The Court also granted cert in three cases.
Taylor v. Sturgell (07-371) asks whether a party can be precluded from bringing a claim because he was "virtually represented" in a prior litigation, despite the fact that the party had no legal relationship to any party in the prior litigation and no notice of the litigation.
In Engquist v. Department of Agriculture (07-474), the Court granted cert limited to the first question presented: "Whether traditional equal protection ‘rational basis' analysis under Village of Willowbrook v. Olech applies to public employers who intentionally treat similarly situated employees differently with no rational basis for arbitrary, vindictive, or malicious reasons?"
And in Giles v. California (07-6053), the Court will decide whether a criminal defendant forfeits his Sixth Amendment Confrontation Clause rights upon the "mere showing that the defendant has caused the unavailability of a witness," or whether it must be proven that defendant caused the unavailability "for the purpose of preventing the witness from testifying." (Query how often the term "merely" can be used to describe a criminal defendant's causing a witness to become unavailable!)
Finally, the Court asked the SG to weigh in on Progress Energy, Inc. v. Taylor (07-539), in which the Court will determine whether Family Medical Leave Act claims for past conduct can be waived in a private settlement or release.
That's all for this week. Until the next . . .
Kim & Ken
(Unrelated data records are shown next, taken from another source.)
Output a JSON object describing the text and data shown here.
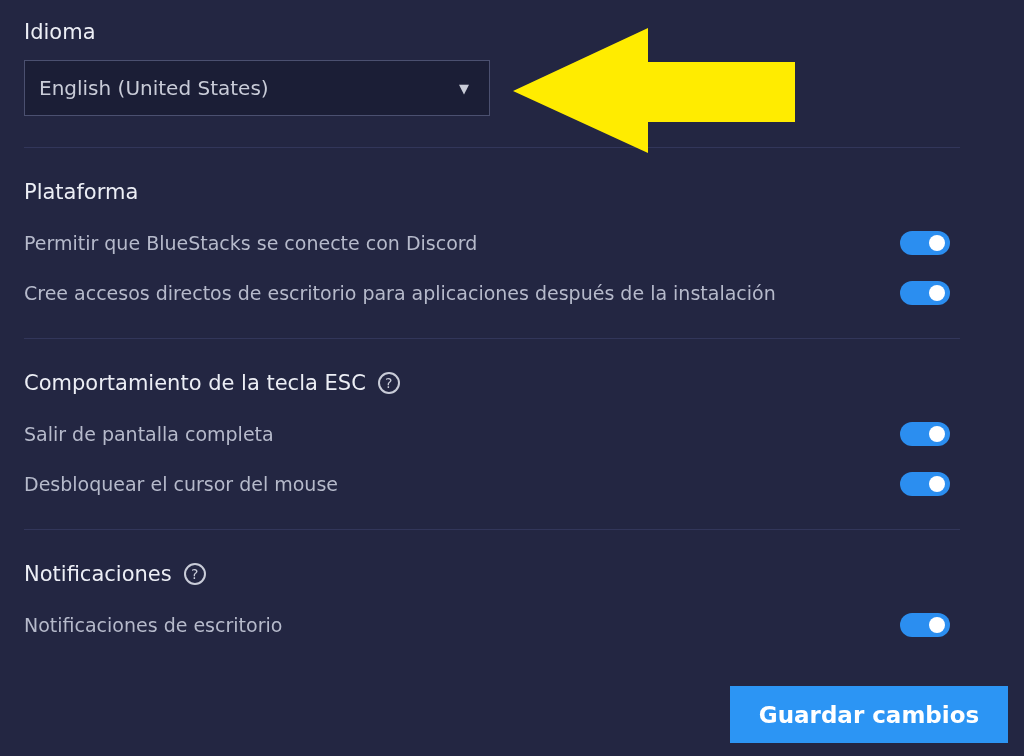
{
  "language": {
    "label": "Idioma",
    "value": "English (United States)",
    "caret": "▼"
  },
  "sections": [
    {
      "title": "Plataforma",
      "options": [
        {
          "label": "Permitir que BlueStacks se conecte con Discord",
          "on": true
        },
        {
          "label": "Cree accesos directos de escritorio para aplicaciones después de la instalación",
          "on": true
        }
      ]
    },
    {
      "title": "Comportamiento de la tecla ESC",
      "help": "?",
      "options": [
        {
          "label": "Salir de pantalla completa",
          "on": true
        },
        {
          "label": "Desbloquear el cursor del mouse",
          "on": true
        }
      ]
    },
    {
      "title": "Notificaciones",
      "help": "?",
      "options": [
        {
          "label": "Notificaciones de escritorio",
          "on": true
        }
      ]
    }
  ],
  "save_button": "Guardar cambios"
}
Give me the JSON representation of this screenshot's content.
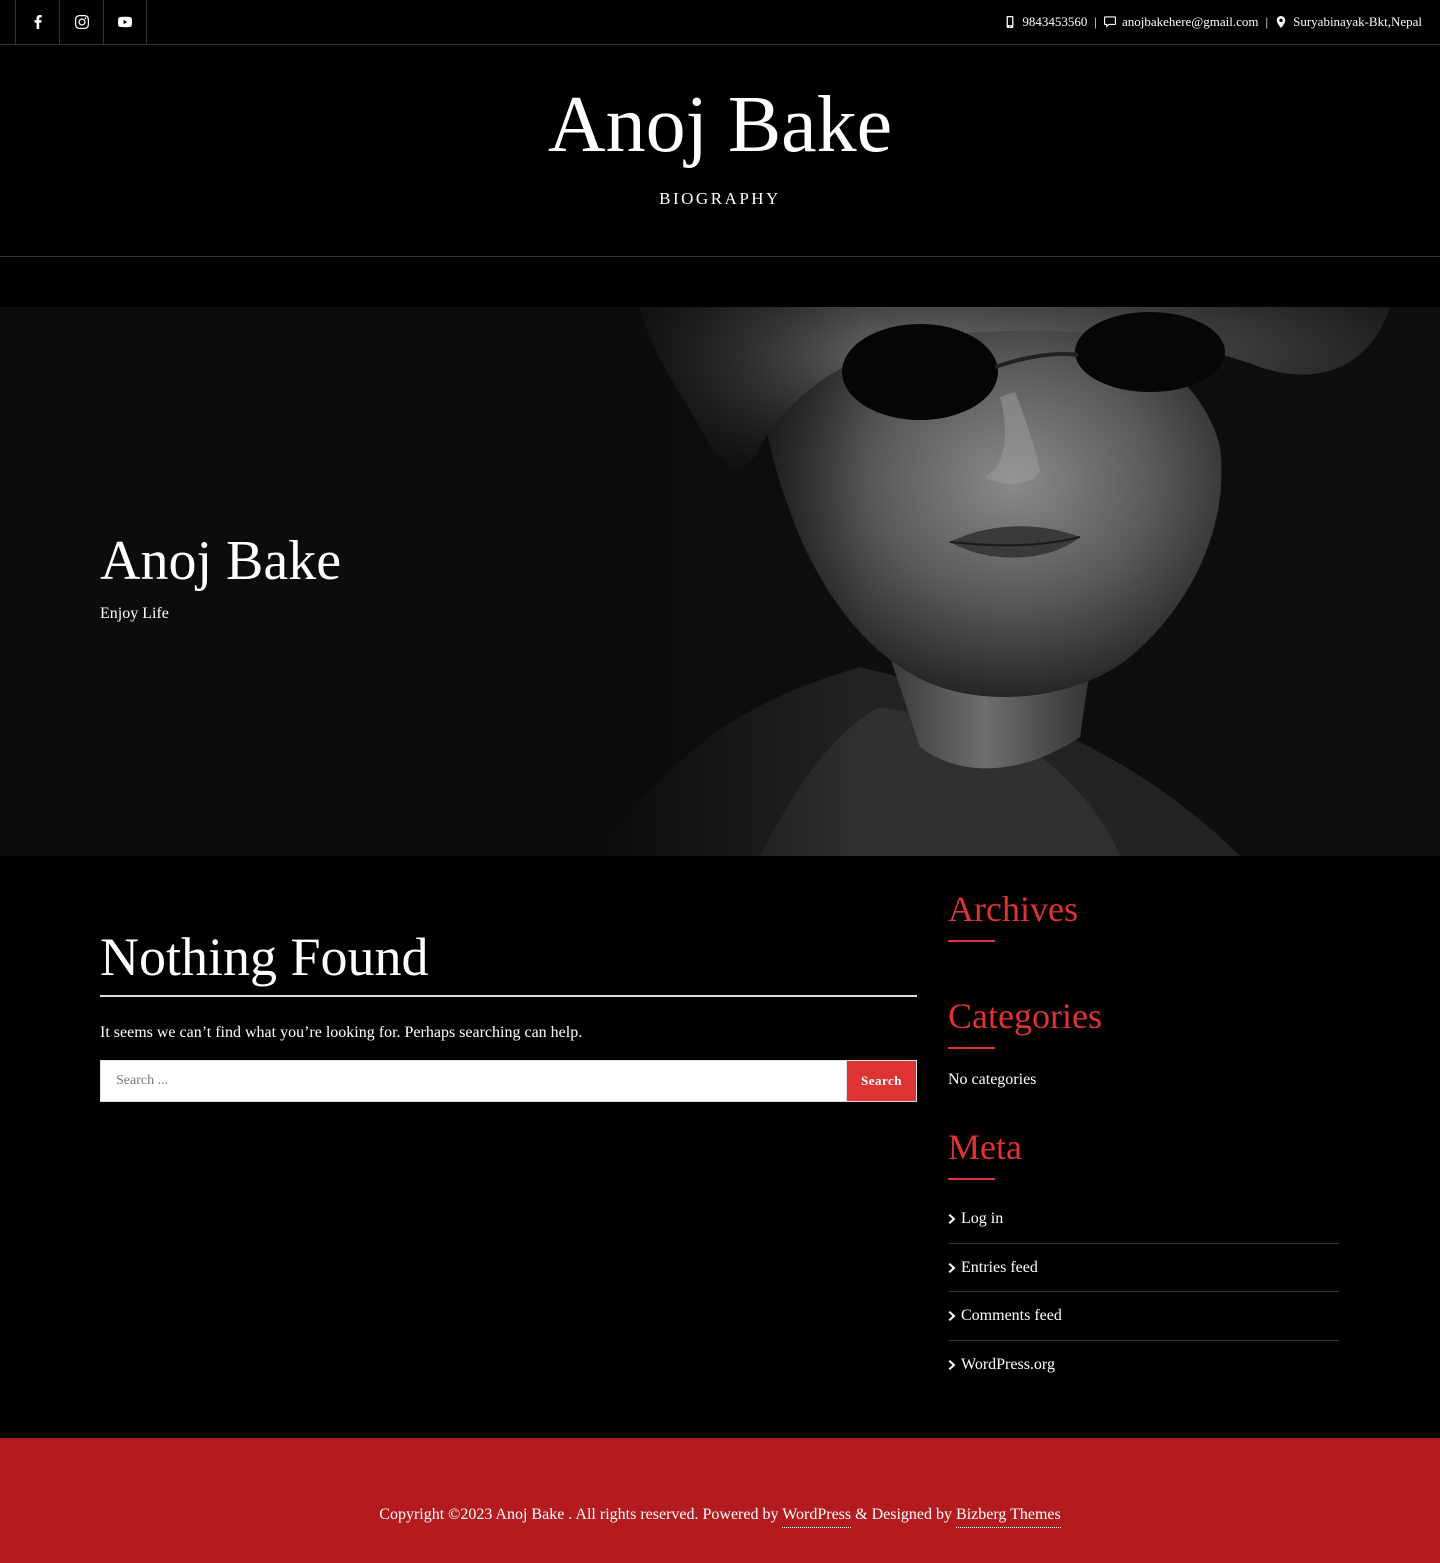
{
  "topbar": {
    "social": [
      {
        "name": "facebook-icon"
      },
      {
        "name": "instagram-icon"
      },
      {
        "name": "youtube-icon"
      }
    ],
    "phone": "9843453560",
    "email": "anojbakehere@gmail.com",
    "address": "Suryabinayak-Bkt,Nepal",
    "separator": "|"
  },
  "header": {
    "site_title": "Anoj Bake",
    "tagline": "BIOGRAPHY"
  },
  "hero": {
    "title": "Anoj Bake",
    "subtitle": "Enjoy Life"
  },
  "main": {
    "title": "Nothing Found",
    "message": "It seems we can’t find what you’re looking for. Perhaps searching can help.",
    "search_placeholder": "Search ...",
    "search_button": "Search"
  },
  "sidebar": {
    "archives_title": "Archives",
    "categories_title": "Categories",
    "categories_empty": "No categories",
    "meta_title": "Meta",
    "meta_links": [
      "Log in",
      "Entries feed",
      "Comments feed",
      "WordPress.org"
    ]
  },
  "footer": {
    "prefix": "Copyright ©2023 Anoj Bake . All rights reserved. Powered by",
    "wordpress": "WordPress",
    "designed": "& Designed by",
    "theme": "Bizberg Themes"
  },
  "colors": {
    "accent": "#dd3333",
    "footer_bg": "#b31b1e",
    "background": "#000000"
  }
}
From the Appellate Practice Group at Wiggin and Dana
For more information, contact Kim, Ken, or any other member of the Practice Group at 203-498-4400